= Beginning of Section =

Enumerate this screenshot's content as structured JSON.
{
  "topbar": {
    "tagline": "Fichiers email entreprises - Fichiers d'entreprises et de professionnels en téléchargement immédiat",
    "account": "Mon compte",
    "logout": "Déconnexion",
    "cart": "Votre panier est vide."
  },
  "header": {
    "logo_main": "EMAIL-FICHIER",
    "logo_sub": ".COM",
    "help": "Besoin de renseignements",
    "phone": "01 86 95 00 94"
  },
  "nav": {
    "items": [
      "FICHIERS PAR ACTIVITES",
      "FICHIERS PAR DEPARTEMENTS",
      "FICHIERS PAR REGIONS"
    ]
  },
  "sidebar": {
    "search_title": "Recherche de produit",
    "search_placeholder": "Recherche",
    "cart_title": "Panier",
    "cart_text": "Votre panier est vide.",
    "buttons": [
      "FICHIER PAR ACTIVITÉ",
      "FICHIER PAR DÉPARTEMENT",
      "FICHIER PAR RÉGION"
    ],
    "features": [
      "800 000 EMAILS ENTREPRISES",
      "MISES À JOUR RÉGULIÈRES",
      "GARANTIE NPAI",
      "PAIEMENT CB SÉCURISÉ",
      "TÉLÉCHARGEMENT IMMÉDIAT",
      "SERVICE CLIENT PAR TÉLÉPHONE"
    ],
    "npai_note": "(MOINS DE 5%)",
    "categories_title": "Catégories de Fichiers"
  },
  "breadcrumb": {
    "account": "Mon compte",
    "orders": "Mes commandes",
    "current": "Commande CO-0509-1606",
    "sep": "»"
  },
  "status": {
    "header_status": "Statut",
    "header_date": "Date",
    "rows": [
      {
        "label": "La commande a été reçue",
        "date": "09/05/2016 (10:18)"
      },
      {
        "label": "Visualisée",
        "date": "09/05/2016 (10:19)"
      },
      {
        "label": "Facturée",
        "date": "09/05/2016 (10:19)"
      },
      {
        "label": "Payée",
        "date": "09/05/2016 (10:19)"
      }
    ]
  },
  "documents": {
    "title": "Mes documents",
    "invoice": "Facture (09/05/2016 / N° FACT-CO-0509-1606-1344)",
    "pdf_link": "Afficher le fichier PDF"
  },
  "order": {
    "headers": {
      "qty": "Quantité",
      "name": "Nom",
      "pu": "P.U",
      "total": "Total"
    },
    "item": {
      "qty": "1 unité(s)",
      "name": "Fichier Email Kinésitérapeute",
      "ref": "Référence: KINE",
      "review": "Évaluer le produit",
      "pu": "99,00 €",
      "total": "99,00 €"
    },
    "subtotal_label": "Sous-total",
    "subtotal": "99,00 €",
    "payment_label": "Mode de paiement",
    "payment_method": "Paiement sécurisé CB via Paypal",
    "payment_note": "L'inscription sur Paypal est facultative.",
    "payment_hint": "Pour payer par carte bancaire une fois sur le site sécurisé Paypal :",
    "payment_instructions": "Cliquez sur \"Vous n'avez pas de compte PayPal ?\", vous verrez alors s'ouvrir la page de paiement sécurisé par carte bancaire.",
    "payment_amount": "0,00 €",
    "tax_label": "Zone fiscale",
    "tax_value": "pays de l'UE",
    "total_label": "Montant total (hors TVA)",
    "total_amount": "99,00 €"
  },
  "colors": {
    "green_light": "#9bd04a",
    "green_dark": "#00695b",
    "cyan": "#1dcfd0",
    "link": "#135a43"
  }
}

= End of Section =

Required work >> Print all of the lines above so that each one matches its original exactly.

Solved exercise >>
Enumerate this screenshot's content as structured JSON.
{
  "topbar": {
    "tagline": "Fichiers email entreprises - Fichiers d'entreprises et de professionnels en téléchargement immédiat",
    "account": "Mon compte",
    "logout": "Déconnexion",
    "cart": "Votre panier est vide."
  },
  "header": {
    "logo_main": "EMAIL-FICHIER",
    "logo_sub": ".COM",
    "help": "Besoin de renseignements",
    "phone": "01 86 95 00 94"
  },
  "nav": {
    "items": [
      "FICHIERS PAR ACTIVITES",
      "FICHIERS PAR DEPARTEMENTS",
      "FICHIERS PAR REGIONS"
    ]
  },
  "sidebar": {
    "search_title": "Recherche de produit",
    "search_placeholder": "Recherche",
    "cart_title": "Panier",
    "cart_text": "Votre panier est vide.",
    "buttons": [
      "FICHIER PAR ACTIVITÉ",
      "FICHIER PAR DÉPARTEMENT",
      "FICHIER PAR RÉGION"
    ],
    "features": [
      "800 000 EMAILS ENTREPRISES",
      "MISES À JOUR RÉGULIÈRES",
      "GARANTIE NPAI",
      "PAIEMENT CB SÉCURISÉ",
      "TÉLÉCHARGEMENT IMMÉDIAT",
      "SERVICE CLIENT PAR TÉLÉPHONE"
    ],
    "npai_note": "(MOINS DE 5%)",
    "categories_title": "Catégories de Fichiers"
  },
  "breadcrumb": {
    "account": "Mon compte",
    "orders": "Mes commandes",
    "current": "Commande CO-0509-1606",
    "sep": "»"
  },
  "status": {
    "header_status": "Statut",
    "header_date": "Date",
    "rows": [
      {
        "label": "La commande a été reçue",
        "date": "09/05/2016 (10:18)"
      },
      {
        "label": "Visualisée",
        "date": "09/05/2016 (10:19)"
      },
      {
        "label": "Facturée",
        "date": "09/05/2016 (10:19)"
      },
      {
        "label": "Payée",
        "date": "09/05/2016 (10:19)"
      }
    ]
  },
  "documents": {
    "title": "Mes documents",
    "invoice": "Facture (09/05/2016 / N° FACT-CO-0509-1606-1344)",
    "pdf_link": "Afficher le fichier PDF"
  },
  "order": {
    "headers": {
      "qty": "Quantité",
      "name": "Nom",
      "pu": "P.U",
      "total": "Total"
    },
    "item": {
      "qty": "1 unité(s)",
      "name": "Fichier Email Kinésitérapeute",
      "ref": "Référence: KINE",
      "review": "Évaluer le produit",
      "pu": "99,00 €",
      "total": "99,00 €"
    },
    "subtotal_label": "Sous-total",
    "subtotal": "99,00 €",
    "payment_label": "Mode de paiement",
    "payment_method": "Paiement sécurisé CB via Paypal",
    "payment_note": "L'inscription sur Paypal est facultative.",
    "payment_hint": "Pour payer par carte bancaire une fois sur le site sécurisé Paypal :",
    "payment_instructions": "Cliquez sur \"Vous n'avez pas de compte PayPal ?\", vous verrez alors s'ouvrir la page de paiement sécurisé par carte bancaire.",
    "payment_amount": "0,00 €",
    "tax_label": "Zone fiscale",
    "tax_value": "pays de l'UE",
    "total_label": "Montant total (hors TVA)",
    "total_amount": "99,00 €"
  },
  "colors": {
    "green_light": "#9bd04a",
    "green_dark": "#00695b",
    "cyan": "#1dcfd0",
    "link": "#135a43"
  }
}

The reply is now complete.